I posted earlier about the opposing opinions on the Harriet Miers nomination that I get from my morning and afternoon commute. Laura Ingraham opposes the nomination, and Hugh Hewitt supports the nomination.
When President Bush first made the announcement, I was stunned. Disappointed. Clueless. She wasn't one of the names on "short list" of everyone in the know. Laura (who is an attorney and who clerked for Supreme Court Justice Clarence Thomas) and Hugh (who is a Constitutional Law professor at Chapman University Law School) both had very similar short lists that included Michael Luttig and Michael McConnell. On the day of the nomination, however, it became very clear that Laura and Hugh were headed in opposite directions about the worthiness of Harriet Miers.
I remained hopelessly undecided.
Until this past Thursday.
I've listened to Laura and Hugh on the radio for the past couple weeks, listened to the guests they had on their shows to talk about the nomination and the nominee, and read the arguments on both sides of the question. It wasn't until Thursday on my drive to work that I realized I had left the ranks of the undecided. Laura was talking against the nomination, and I turned my car radio off, because I couldn't listen anymore.
When Laura was coming back from a break, they played a sound clip from a debate between Justice Scalia and Justice Breyer. Scalia was telling Breyer that Breyer only selected those decisions made by international courts that supported Breyer's views and ignored the others.
When Laura started talking about the Miers nomination, she quoted John Fund, Bill Kristol, and other opponents of Miers. But she didn't mention Fred Barnes, Hugh Hewitt, Ken Starr, or Jay Sekulow, all of whom support the Miers nomination. She was doing exactly the same picking and choosing that she criticized Breyer of doing when she played the Scalia/Breyer debate sound bite.
In the end, I found Hugh's arguments more compelling. Constitutional law is not rocket science. The Constitution is short and quickly read--even with all those ammendments--and it's fairly easy to understand. Since conservatives are looking for an originalist or a strict constructionist (someone who will look to the Constitution itself and not make stuff up that the Constitution doesn't say), then we don't need a nominee who has spent his or her entire career analyzing the kind of constitutional case law that determines that localized endangered toads threatened by a housing development somehow fall under the interstate commerce provisions of the Constitution.
Since the Constitution isn't that hard, and the constitutional legal establishment is starting to sound like they're suffering from some intellectual inbreeding, now seems like as good a time as any for some fresh blood to be introduced into the "family." Provided that the fresh blood is sharp and capable. Hugh has posted emails and links to blogs that have spelled out the stellar qualities of Harriet Miers. Here's just one of those posts.

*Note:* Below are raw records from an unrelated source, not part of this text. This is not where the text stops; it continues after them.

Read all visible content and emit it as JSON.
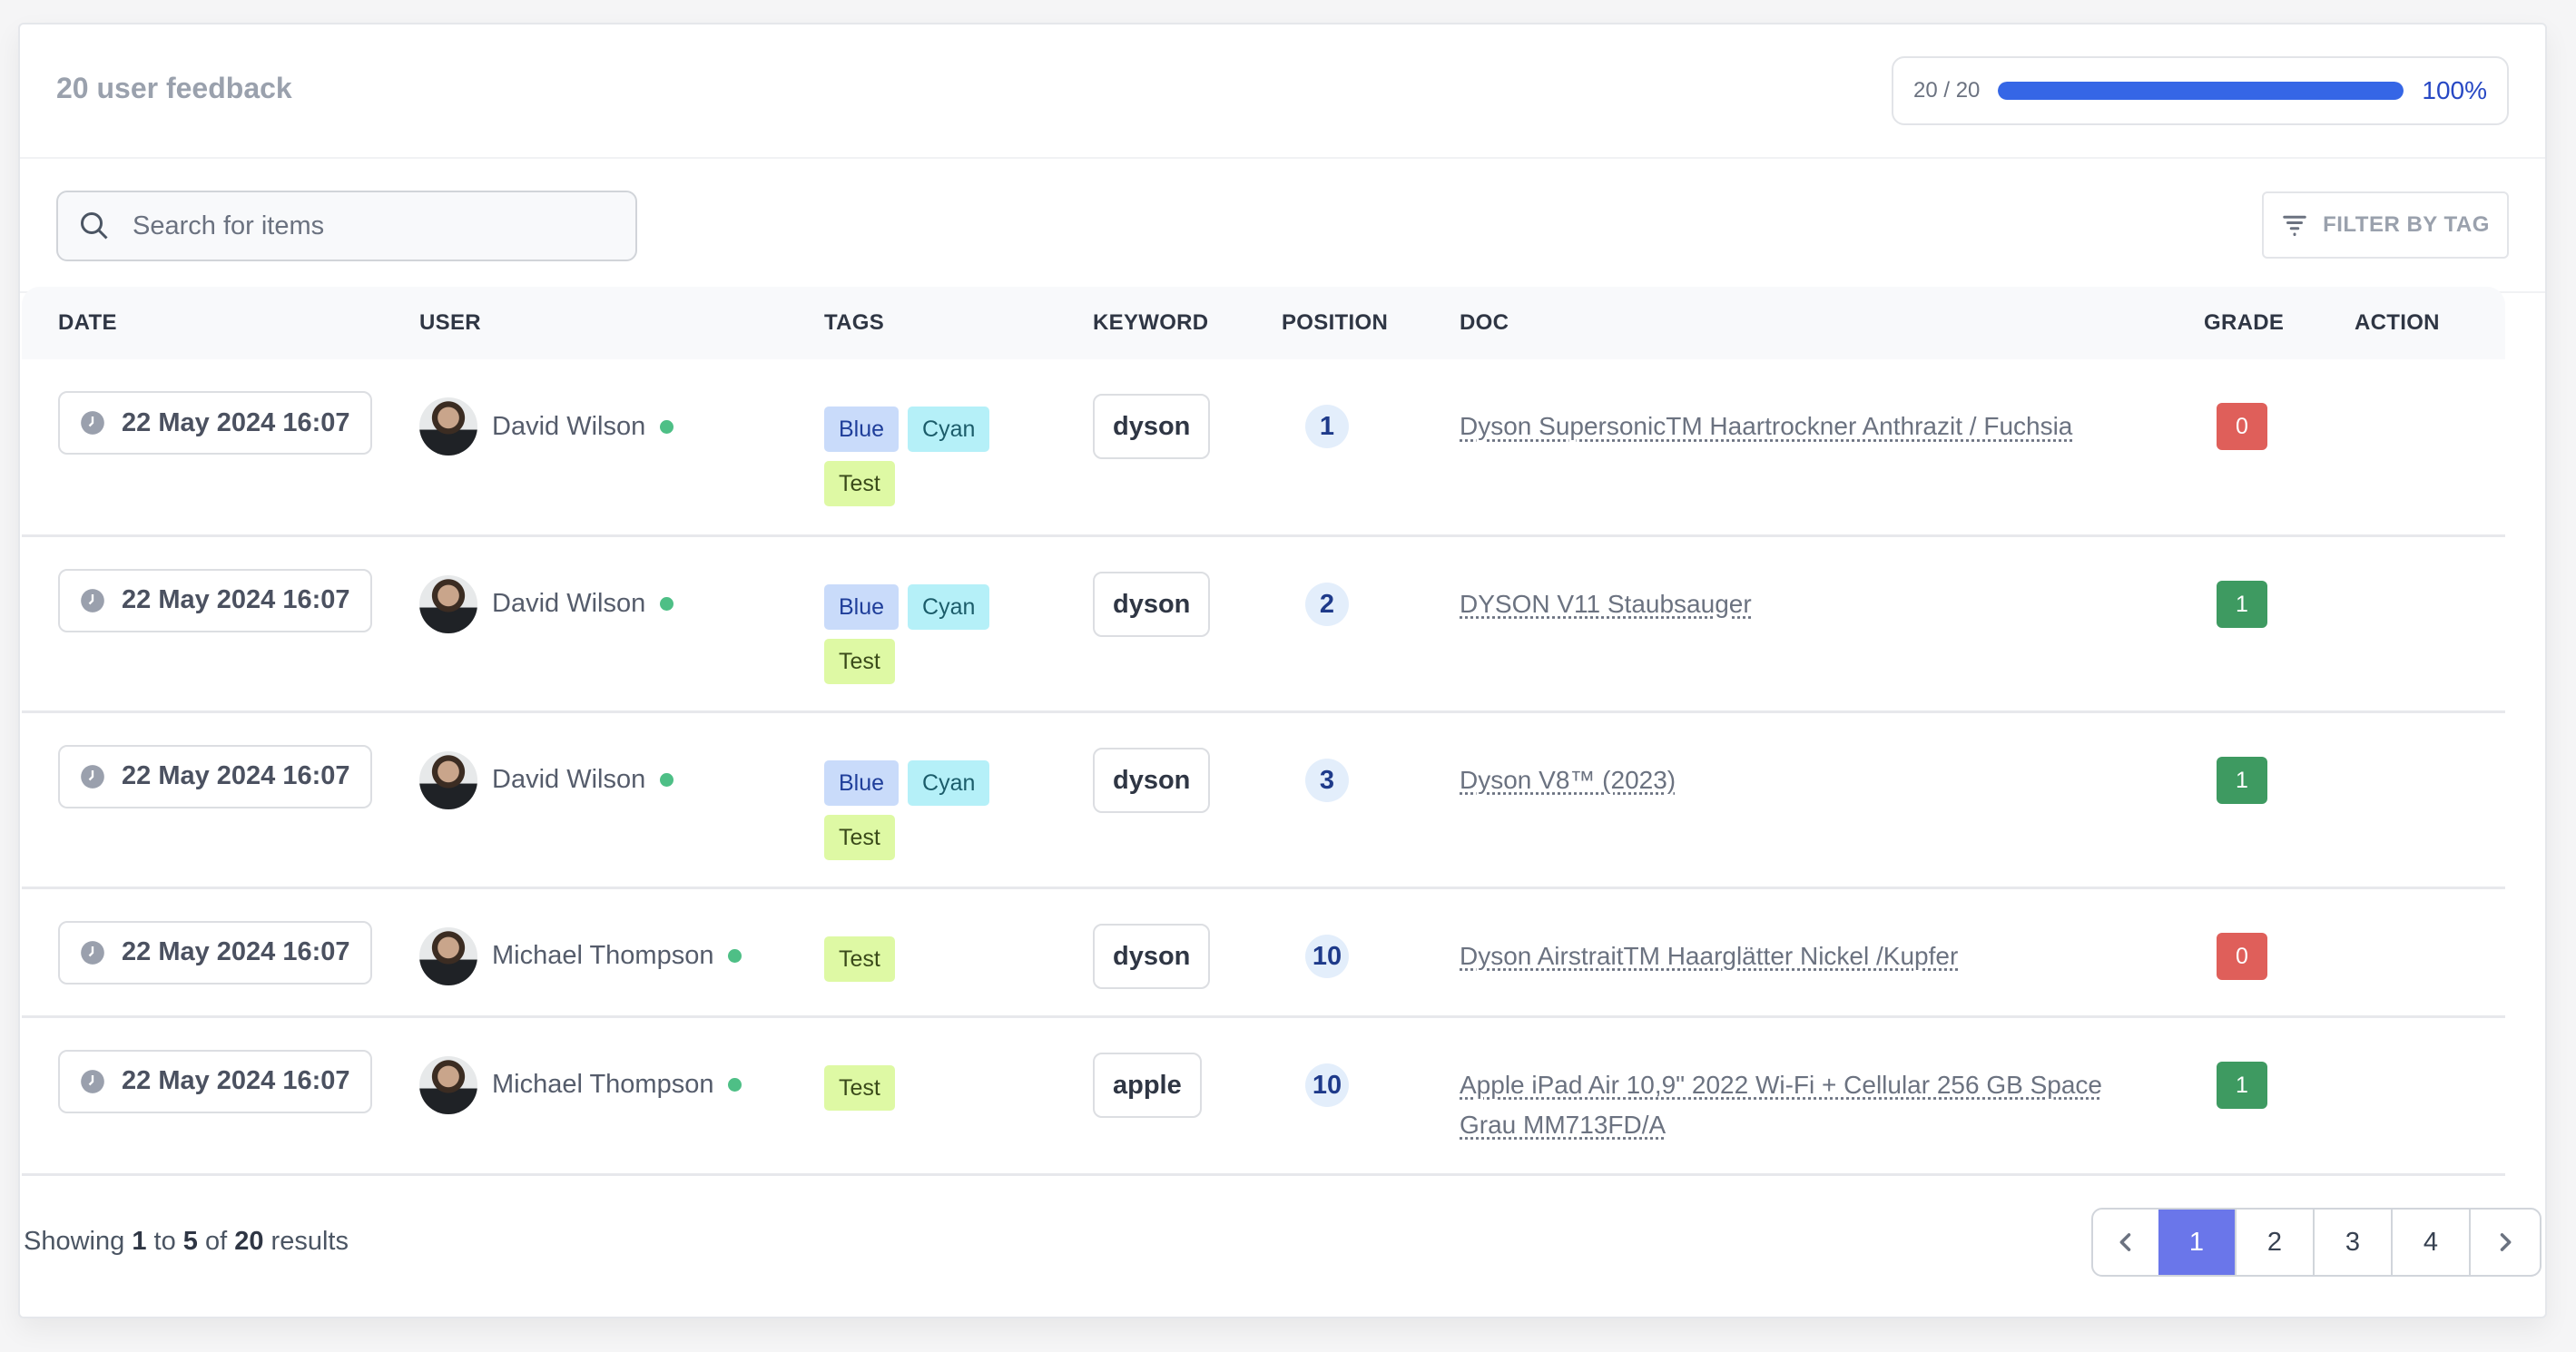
{
  "header": {
    "title": "20 user feedback",
    "progress": {
      "count": "20 / 20",
      "fraction": 1.0,
      "percent_label": "100%",
      "color": "#3566e6"
    }
  },
  "toolbar": {
    "search_placeholder": "Search for items",
    "filter_label": "FILTER BY TAG"
  },
  "table": {
    "columns": [
      "DATE",
      "USER",
      "TAGS",
      "KEYWORD",
      "POSITION",
      "DOC",
      "GRADE",
      "ACTION"
    ],
    "rows": [
      {
        "date": "22 May 2024 16:07",
        "user": "David Wilson",
        "tags": [
          "Blue",
          "Cyan",
          "Test"
        ],
        "keyword": "dyson",
        "position": "1",
        "doc": "Dyson SupersonicTM Haartrockner Anthrazit / Fuchsia",
        "grade": "0",
        "grade_color": "#df5f5a"
      },
      {
        "date": "22 May 2024 16:07",
        "user": "David Wilson",
        "tags": [
          "Blue",
          "Cyan",
          "Test"
        ],
        "keyword": "dyson",
        "position": "2",
        "doc": "DYSON V11 Staubsauger",
        "grade": "1",
        "grade_color": "#3e9a61"
      },
      {
        "date": "22 May 2024 16:07",
        "user": "David Wilson",
        "tags": [
          "Blue",
          "Cyan",
          "Test"
        ],
        "keyword": "dyson",
        "position": "3",
        "doc": "Dyson V8™ (2023)",
        "grade": "1",
        "grade_color": "#3e9a61"
      },
      {
        "date": "22 May 2024 16:07",
        "user": "Michael Thompson",
        "tags": [
          "Test"
        ],
        "keyword": "dyson",
        "position": "10",
        "doc": "Dyson AirstraitTM Haarglätter Nickel /Kupfer",
        "grade": "0",
        "grade_color": "#df5f5a"
      },
      {
        "date": "22 May 2024 16:07",
        "user": "Michael Thompson",
        "tags": [
          "Test"
        ],
        "keyword": "apple",
        "position": "10",
        "doc": "Apple iPad Air 10,9\" 2022 Wi-Fi + Cellular 256 GB Space Grau MM713FD/A",
        "grade": "1",
        "grade_color": "#3e9a61"
      }
    ]
  },
  "footer": {
    "showing_prefix": "Showing",
    "from": "1",
    "to_word": "to",
    "to": "5",
    "of_word": "of",
    "total": "20",
    "suffix": "results"
  },
  "pagination": {
    "prev_icon": "chevron-left-icon",
    "next_icon": "chevron-right-icon",
    "pages": [
      "1",
      "2",
      "3",
      "4"
    ],
    "active_page": "1",
    "active_color": "#6a76ea"
  }
}
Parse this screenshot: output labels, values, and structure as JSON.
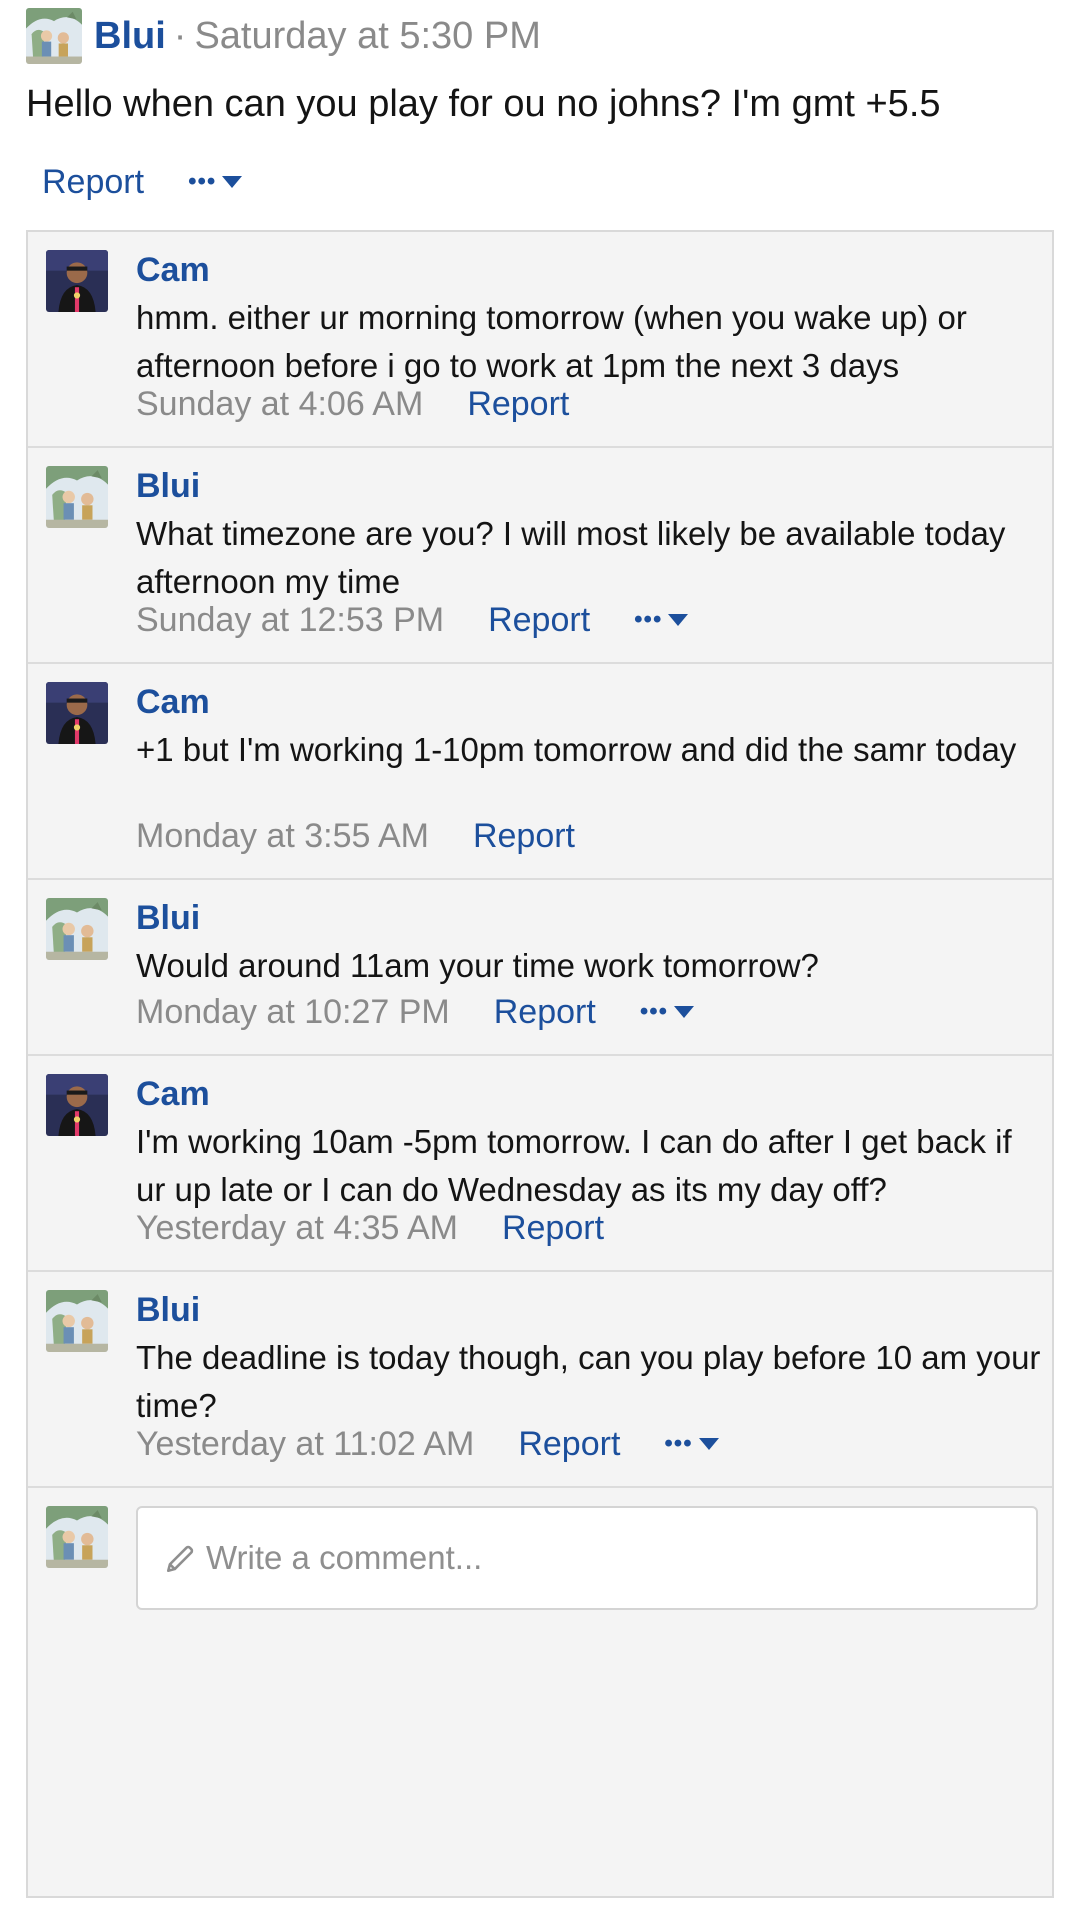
{
  "post": {
    "author": "Blui",
    "separator": "·",
    "time": "Saturday at 5:30 PM",
    "text": "Hello when can you play for ou no johns? I'm gmt +5.5",
    "report_label": "Report",
    "more_label": "•••"
  },
  "comments": [
    {
      "author": "Cam",
      "text": "hmm. either ur morning tomorrow (when you wake up) or afternoon before i go to work at 1pm the next 3 days",
      "time": "Sunday at 4:06 AM",
      "report_label": "Report"
    },
    {
      "author": "Blui",
      "text": "What timezone are you? I will most likely be available today afternoon my time",
      "time": "Sunday at 12:53 PM",
      "report_label": "Report",
      "more_label": "•••"
    },
    {
      "author": "Cam",
      "text": "+1 but I'm working 1-10pm tomorrow and did the samr today",
      "time": "Monday at 3:55 AM",
      "report_label": "Report"
    },
    {
      "author": "Blui",
      "text": "Would around 11am your time work tomorrow?",
      "time": "Monday at 10:27 PM",
      "report_label": "Report",
      "more_label": "•••"
    },
    {
      "author": "Cam",
      "text": "I'm working 10am -5pm tomorrow. I can do after I get back if ur up late or I can do Wednesday as its my day off?",
      "time": "Yesterday at 4:35 AM",
      "report_label": "Report"
    },
    {
      "author": "Blui",
      "text": "The deadline is today though, can you play before 10 am your time?",
      "time": "Yesterday at 11:02 AM",
      "report_label": "Report",
      "more_label": "•••"
    }
  ],
  "composer": {
    "placeholder": "Write a comment..."
  },
  "icons": {
    "more": "more-dots-icon",
    "caret": "caret-down-icon",
    "pencil": "pencil-icon"
  },
  "colors": {
    "link": "#1c4f9c",
    "muted": "#8a8a8a",
    "panel_bg": "#f4f4f4"
  }
}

It seems to me, based on the instantaneous reaction against Miers' nomination, followed still by relentless opposition, that Laura and her fellow opponents are pouting over not having got their way. They knew who they wanted (Luttig or McConnell or Owens or Jones) and they didn't get it and they're looking for justification for their anger.
If their opposition came after the hearings, then I might give more weight to their arguments.
As it is, I would advise Laura and her friends to reread the Constitution. The last time I looked, it didn't give the power to nominate judges to the leading loyal members of the President's political party. The Constitution gave that power to the President alone, and he has exercised it.
So to paraphrase the title of a wonderful book, "Shut Up and Broadcast," Laura.